We present answers to questions like “Do you spend more time on culture or strategy?” and “How would you describe your company’s culture today?” from three chief executive officers of established carriers—American Family, The Hanover and QBE—in the articles linked below. Responses from six executives of InsurTech startups (mainly co-founders and CEOs) to the same set of five questions are also provided.

One notable difference between established players and InsurTechs is that twice as many InsurTech startups responded to our invitation to participate in our Culture Q&A exchange even though we actually invited fewer of them to take part. Comparative participation rates were 75 percent for InsurTech startups vs. 27 percent for incumbent carriers.

Three other executives of traditional established players, however, made a big contribution to our publication, with Kemper CEO Joseph Lacher and State Auto CEO Mike LaRocco generously sharing details of recent cultural transformations, and Ivy Kusinga, Chubb’s chief culture officer, profiled as well.

Taken together, the 12 articles reveal a few cultural distinctions worth noting.

Looking Out vs. Looking In. Only executives of established carriers, such as Lacher and American Family’s Jack Salzwedel, specifically mentioned the importance of supporting the communities as a cornerstone of their cultures or stressed “purpose-driven” aspects of their missions in aiding customers. Our editors discovered this nuance by counting up repeated words and phrases from all 12 culture articles. While the words “communities” and “serve” appear frequently in the articles for established carriers, words like “team,” “values,” “tools” and “work” are most prominent for InsurTechs, suggesting a more inward focus.

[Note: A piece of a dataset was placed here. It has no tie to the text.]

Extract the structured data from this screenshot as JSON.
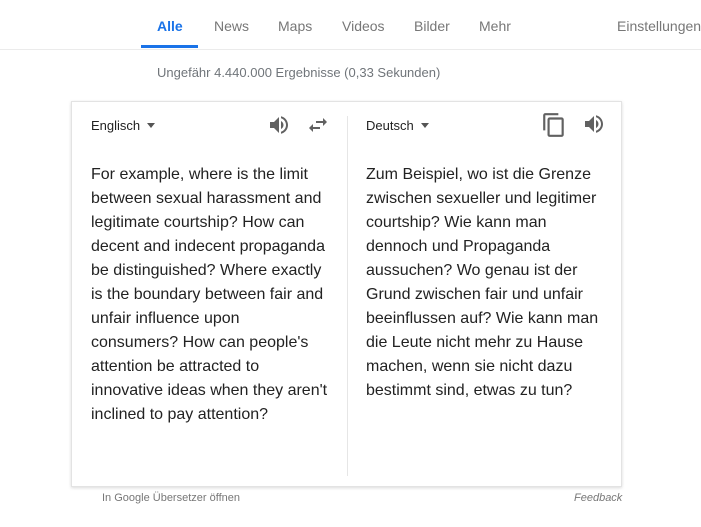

InsurTech answers
Traditonal Carrier Answers

Customers and Agents. Still, both sets of executives described their firms as customer-oriented, with five from each group using the word “customer” at least once in their culture descriptions. But established carriers used the word more than 30 times compared to a dozen for InsurTechs. And traditional insurers were the only ones to describe a focus on supporting agent partners as a cultural attribute.

Transparency and Openness. For employees that value transparency and openness, InsurTechs may be employers of choice. While only one established carrier speaks to openness as part of its culture—and, in fact, State Auto’s LaRocco emphasizes it with the term “radical transparency”—nearly all the InsurTech executives spoke of cultures where “everyone has a voice” and where information is shared. Likewise, only LaRocco and several InsurTech executives mentioned having “fun” as an aspect of culture.

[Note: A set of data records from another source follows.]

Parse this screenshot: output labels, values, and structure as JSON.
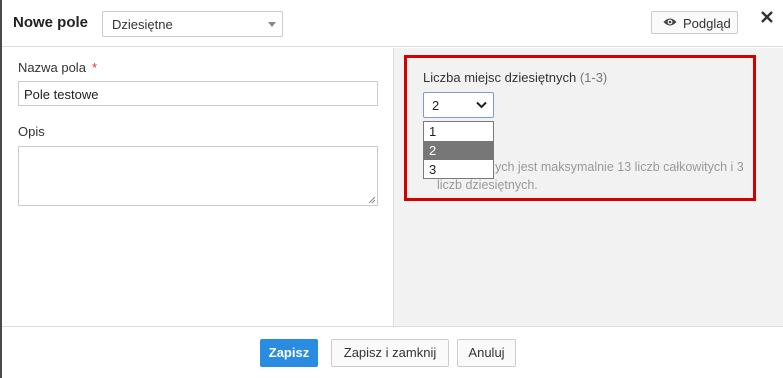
{
  "header": {
    "title": "Nowe pole",
    "field_type": "Dziesiętne",
    "preview_label": "Podgląd"
  },
  "left": {
    "name_label": "Nazwa pola",
    "required_mark": "*",
    "name_value": "Pole testowe",
    "description_label": "Opis",
    "description_value": ""
  },
  "right": {
    "decimal_label": "Liczba miejsc dziesiętnych",
    "decimal_range": "(1-3)",
    "decimal_selected": "2",
    "decimal_options": [
      "1",
      "2",
      "3"
    ],
    "info_line1": "ych jest maksymalnie 13 liczb całkowitych i 3",
    "info_line2": "liczb dziesiętnych.",
    "highlight_color": "#d40000"
  },
  "footer": {
    "save": "Zapisz",
    "save_close": "Zapisz i zamknij",
    "cancel": "Anuluj"
  },
  "colors": {
    "primary": "#2a8ce0",
    "required": "#e03030",
    "selected_option": "#777777"
  }
}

Active Creation or Evolution. Another subtle difference in responses came in questions about the role executives play in shaping their cultures. While leaders of established companies say they have active roles in shaping and transforming their cultures, InsurTech execs are more likely to say that their cultures simply evolved or that their teams created their own cultures. “For us the magic happened organically,” wrote Bold Penguin’s Ilya Bodner in a typical comment along these lines. At Slice Labs, culture came about both subconsciously and from deliberate efforts, said CEO Tim Attia. “There’s a culture that inherently comes with startups in terms of attracting people who are excited by the possibility, by the challenge and by the unknown,” he said.

Who Cares What You Wear? Probably no one at the companies who contributed to our culture series—even in London, according to QBE Group CEO Pat Regan. Still, half of them had something to say about dress codes when describing their cultures, most pointedly, Allan Egbert Jr. of Ask Kodiak, who sees no logical connection “between cultural harmony and Old Navy denim.”

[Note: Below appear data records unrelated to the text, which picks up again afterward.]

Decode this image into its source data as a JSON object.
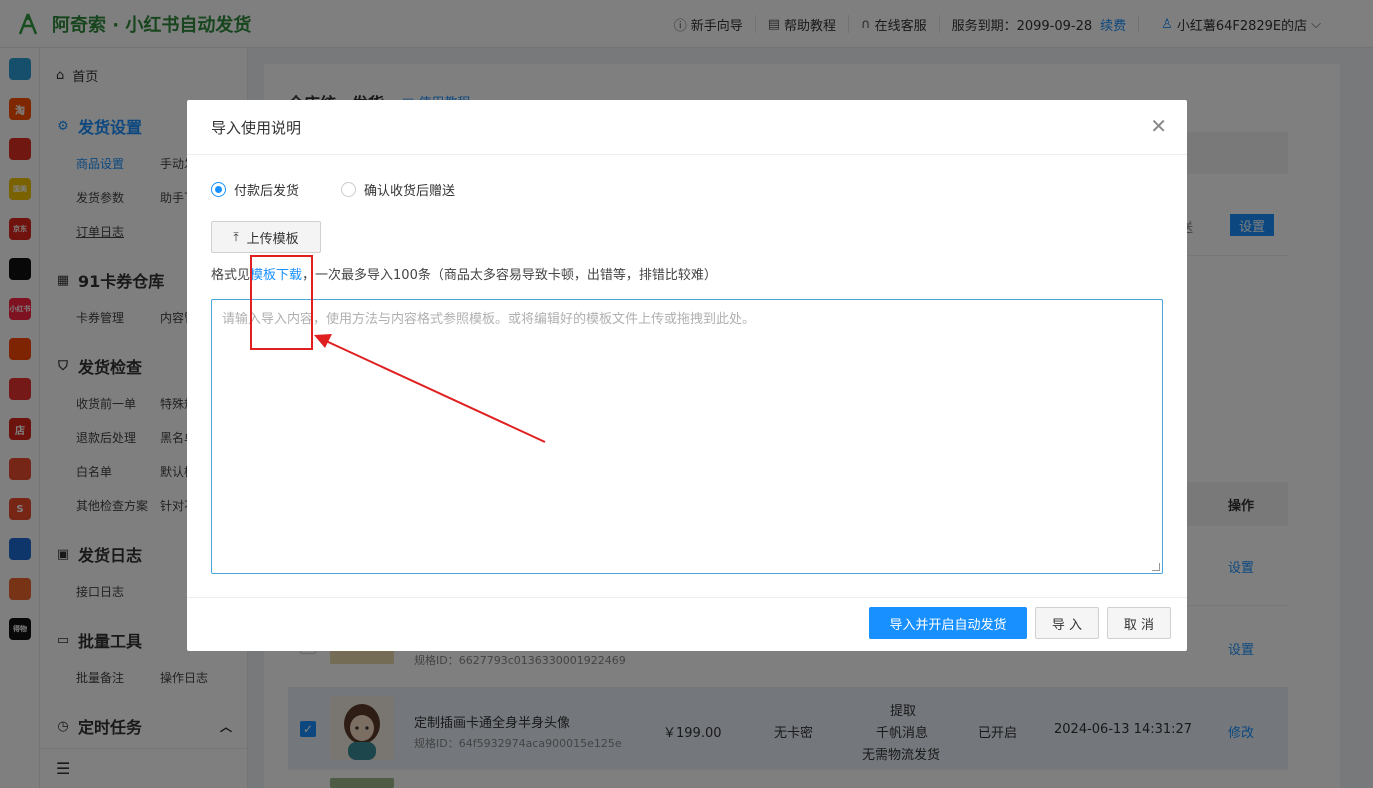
{
  "header": {
    "app_title": "阿奇索 · 小红书自动发货",
    "guide": "新手向导",
    "help": "帮助教程",
    "service": "在线客服",
    "expire": "服务到期：2099-09-28",
    "renew": "续费",
    "user": "小红薯64F2829E的店"
  },
  "strip": [
    {
      "icon": "grid-icon",
      "color": "#2a9fd6",
      "label": ""
    },
    {
      "icon": "taobao-icon",
      "color": "#ff5000",
      "label": "淘"
    },
    {
      "icon": "pinduoduo-icon",
      "color": "#e02e24",
      "label": ""
    },
    {
      "icon": "guomei-icon",
      "color": "#f5c400",
      "label": "国美"
    },
    {
      "icon": "jd-icon",
      "color": "#e1251b",
      "label": "京东"
    },
    {
      "icon": "douyin-icon",
      "color": "#111111",
      "label": ""
    },
    {
      "icon": "xiaohongshu-icon",
      "color": "#ff2442",
      "label": "小红书"
    },
    {
      "icon": "kuaishou-icon",
      "color": "#ff4906",
      "label": ""
    },
    {
      "icon": "thumb-icon",
      "color": "#e8322e",
      "label": ""
    },
    {
      "icon": "shop-icon",
      "color": "#d9261c",
      "label": "店"
    },
    {
      "icon": "bag-icon",
      "color": "#ea4d2c",
      "label": ""
    },
    {
      "icon": "shopee-icon",
      "color": "#ee4d2d",
      "label": "S"
    },
    {
      "icon": "link-icon",
      "color": "#1c6cd6",
      "label": ""
    },
    {
      "icon": "gift-icon",
      "color": "#f0642a",
      "label": ""
    },
    {
      "icon": "dewu-icon",
      "color": "#111111",
      "label": "得物"
    }
  ],
  "sidebar": {
    "home": "首页",
    "ship_settings": "发货设置",
    "goods_settings": "商品设置",
    "manual_ship": "手动发",
    "ship_params": "发货参数",
    "assistant": "助手下",
    "order_log": "订单日志",
    "card_store": "91卡券仓库",
    "card_manage": "卡券管理",
    "content": "内容管",
    "ship_check": "发货检查",
    "before_receipt": "收货前一单",
    "special": "特殊规",
    "after_refund": "退款后处理",
    "blacklist": "黑名单",
    "whitelist": "白名单",
    "default_rule": "默认检",
    "other_check": "其他检查方案",
    "target": "针对不",
    "ship_log": "发货日志",
    "api_log": "接口日志",
    "batch_tools": "批量工具",
    "batch_note": "批量备注",
    "op_log": "操作日志",
    "timed_task": "定时任务"
  },
  "main": {
    "title": "全店统一发货",
    "help_link": "使用教程",
    "partial_text": "送",
    "setting_btn": "设置",
    "col_op": "操作",
    "rows": [
      {
        "name": "",
        "spec": "",
        "price": "",
        "card": "",
        "extra": [],
        "status": "",
        "time": "",
        "action": "设置",
        "checked": false
      },
      {
        "name": "",
        "spec": "规格ID：6627793c0136330001922469",
        "price": "",
        "card": "",
        "extra": [],
        "status": "",
        "time": "",
        "action": "设置",
        "checked": false
      },
      {
        "name": "定制插画卡通全身半身头像",
        "spec": "规格ID：64f5932974aca900015e125e",
        "price": "￥199.00",
        "card": "无卡密",
        "extra": [
          "提取",
          "千帆消息",
          "无需物流发货"
        ],
        "status": "已开启",
        "time": "2024-06-13 14:31:27",
        "action": "修改",
        "checked": true
      }
    ]
  },
  "modal": {
    "title": "导入使用说明",
    "radio_options": [
      "付款后发货",
      "确认收货后赠送"
    ],
    "selected_radio": 0,
    "upload_label": "上传模板",
    "format_prefix": "格式见",
    "template_link": "模板下载",
    "format_suffix": "，一次最多导入100条（商品太多容易导致卡顿，出错等，排错比较难）",
    "textarea_placeholder": "请输入导入内容，使用方法与内容格式参照模板。或将编辑好的模板文件上传或拖拽到此处。",
    "btn_import_start": "导入并开启自动发货",
    "btn_import": "导 入",
    "btn_cancel": "取 消"
  },
  "colors": {
    "accent": "#1890ff",
    "brand_green": "#2f8a3a",
    "annotation_red": "#e02020"
  }
}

While none of the participating executives or their employees is likely sporting the attire of the bikers displayed with these articles to work, the images help us emphasize the unifying (tattoo art) messages that the executives say embody their cultures.

Carrier Management’s Cultural Q&A series: